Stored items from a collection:
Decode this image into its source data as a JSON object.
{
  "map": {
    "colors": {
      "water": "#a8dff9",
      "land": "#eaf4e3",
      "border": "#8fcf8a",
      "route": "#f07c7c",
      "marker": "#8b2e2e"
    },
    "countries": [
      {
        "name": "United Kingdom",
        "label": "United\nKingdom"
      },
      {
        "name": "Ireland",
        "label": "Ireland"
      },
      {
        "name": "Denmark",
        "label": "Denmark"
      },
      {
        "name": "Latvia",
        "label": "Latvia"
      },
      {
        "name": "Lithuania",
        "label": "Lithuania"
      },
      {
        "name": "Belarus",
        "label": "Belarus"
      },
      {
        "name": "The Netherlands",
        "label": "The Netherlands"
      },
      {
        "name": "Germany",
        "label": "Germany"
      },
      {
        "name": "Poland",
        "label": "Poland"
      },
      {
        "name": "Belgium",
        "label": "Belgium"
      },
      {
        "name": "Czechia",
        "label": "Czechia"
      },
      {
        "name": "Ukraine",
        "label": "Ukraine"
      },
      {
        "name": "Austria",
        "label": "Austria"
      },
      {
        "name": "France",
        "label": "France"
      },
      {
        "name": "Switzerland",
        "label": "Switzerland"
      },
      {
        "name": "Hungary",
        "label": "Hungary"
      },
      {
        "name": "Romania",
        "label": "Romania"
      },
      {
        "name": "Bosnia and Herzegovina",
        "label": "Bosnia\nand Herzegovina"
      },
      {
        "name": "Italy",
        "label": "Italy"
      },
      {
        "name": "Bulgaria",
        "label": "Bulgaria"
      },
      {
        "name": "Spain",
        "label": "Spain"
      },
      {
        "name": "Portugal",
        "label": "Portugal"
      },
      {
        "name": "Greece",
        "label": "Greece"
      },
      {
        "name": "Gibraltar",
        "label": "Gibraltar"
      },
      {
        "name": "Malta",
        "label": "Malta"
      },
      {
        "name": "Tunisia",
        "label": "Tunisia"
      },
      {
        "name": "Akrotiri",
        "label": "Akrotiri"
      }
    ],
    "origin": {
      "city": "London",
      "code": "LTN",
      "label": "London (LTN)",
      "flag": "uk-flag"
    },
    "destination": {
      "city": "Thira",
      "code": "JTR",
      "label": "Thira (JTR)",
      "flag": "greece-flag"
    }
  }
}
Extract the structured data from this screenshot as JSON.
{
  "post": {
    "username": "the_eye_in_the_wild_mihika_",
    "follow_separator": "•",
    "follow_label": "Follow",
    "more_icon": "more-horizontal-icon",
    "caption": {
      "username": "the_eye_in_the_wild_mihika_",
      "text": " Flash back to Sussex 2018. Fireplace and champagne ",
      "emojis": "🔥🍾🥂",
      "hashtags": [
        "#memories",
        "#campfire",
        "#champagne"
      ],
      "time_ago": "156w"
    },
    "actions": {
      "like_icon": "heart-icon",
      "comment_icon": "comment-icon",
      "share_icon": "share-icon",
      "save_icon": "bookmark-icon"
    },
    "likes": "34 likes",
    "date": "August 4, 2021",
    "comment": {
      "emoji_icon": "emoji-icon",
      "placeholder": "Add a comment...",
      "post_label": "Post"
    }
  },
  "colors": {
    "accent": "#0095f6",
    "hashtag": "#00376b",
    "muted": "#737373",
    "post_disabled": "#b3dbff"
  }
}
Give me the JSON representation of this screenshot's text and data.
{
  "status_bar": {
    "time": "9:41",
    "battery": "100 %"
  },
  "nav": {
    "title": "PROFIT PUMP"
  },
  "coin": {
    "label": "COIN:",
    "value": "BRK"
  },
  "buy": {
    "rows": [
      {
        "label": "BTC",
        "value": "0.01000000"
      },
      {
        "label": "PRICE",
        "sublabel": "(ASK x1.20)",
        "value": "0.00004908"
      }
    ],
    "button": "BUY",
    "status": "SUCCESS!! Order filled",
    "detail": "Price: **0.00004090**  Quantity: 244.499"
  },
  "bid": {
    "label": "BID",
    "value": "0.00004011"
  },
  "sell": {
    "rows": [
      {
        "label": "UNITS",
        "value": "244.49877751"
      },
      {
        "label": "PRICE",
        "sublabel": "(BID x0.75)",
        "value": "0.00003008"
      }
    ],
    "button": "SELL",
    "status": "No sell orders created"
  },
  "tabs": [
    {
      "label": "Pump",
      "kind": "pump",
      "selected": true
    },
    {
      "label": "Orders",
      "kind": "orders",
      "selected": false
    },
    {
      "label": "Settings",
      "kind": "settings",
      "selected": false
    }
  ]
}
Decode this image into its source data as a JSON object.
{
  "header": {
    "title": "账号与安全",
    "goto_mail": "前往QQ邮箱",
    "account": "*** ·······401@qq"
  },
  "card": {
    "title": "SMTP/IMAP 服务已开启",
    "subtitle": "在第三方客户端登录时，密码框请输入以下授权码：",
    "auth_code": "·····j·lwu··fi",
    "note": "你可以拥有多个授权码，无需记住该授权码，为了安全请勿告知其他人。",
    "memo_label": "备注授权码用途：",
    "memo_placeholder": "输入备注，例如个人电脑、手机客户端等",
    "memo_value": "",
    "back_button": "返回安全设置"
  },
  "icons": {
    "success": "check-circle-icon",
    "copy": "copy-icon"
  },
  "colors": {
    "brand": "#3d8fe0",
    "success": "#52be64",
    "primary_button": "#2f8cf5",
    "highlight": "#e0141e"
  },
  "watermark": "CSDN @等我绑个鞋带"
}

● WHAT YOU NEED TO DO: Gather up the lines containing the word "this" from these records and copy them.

● WRITTEN SOLUTION:
Decode this image into its source data as a JSON object.
Extract the structured data from this screenshot as JSON.
Give me the JSON representation of this screenshot's text and data.
Decode this image into its source data as a JSON object.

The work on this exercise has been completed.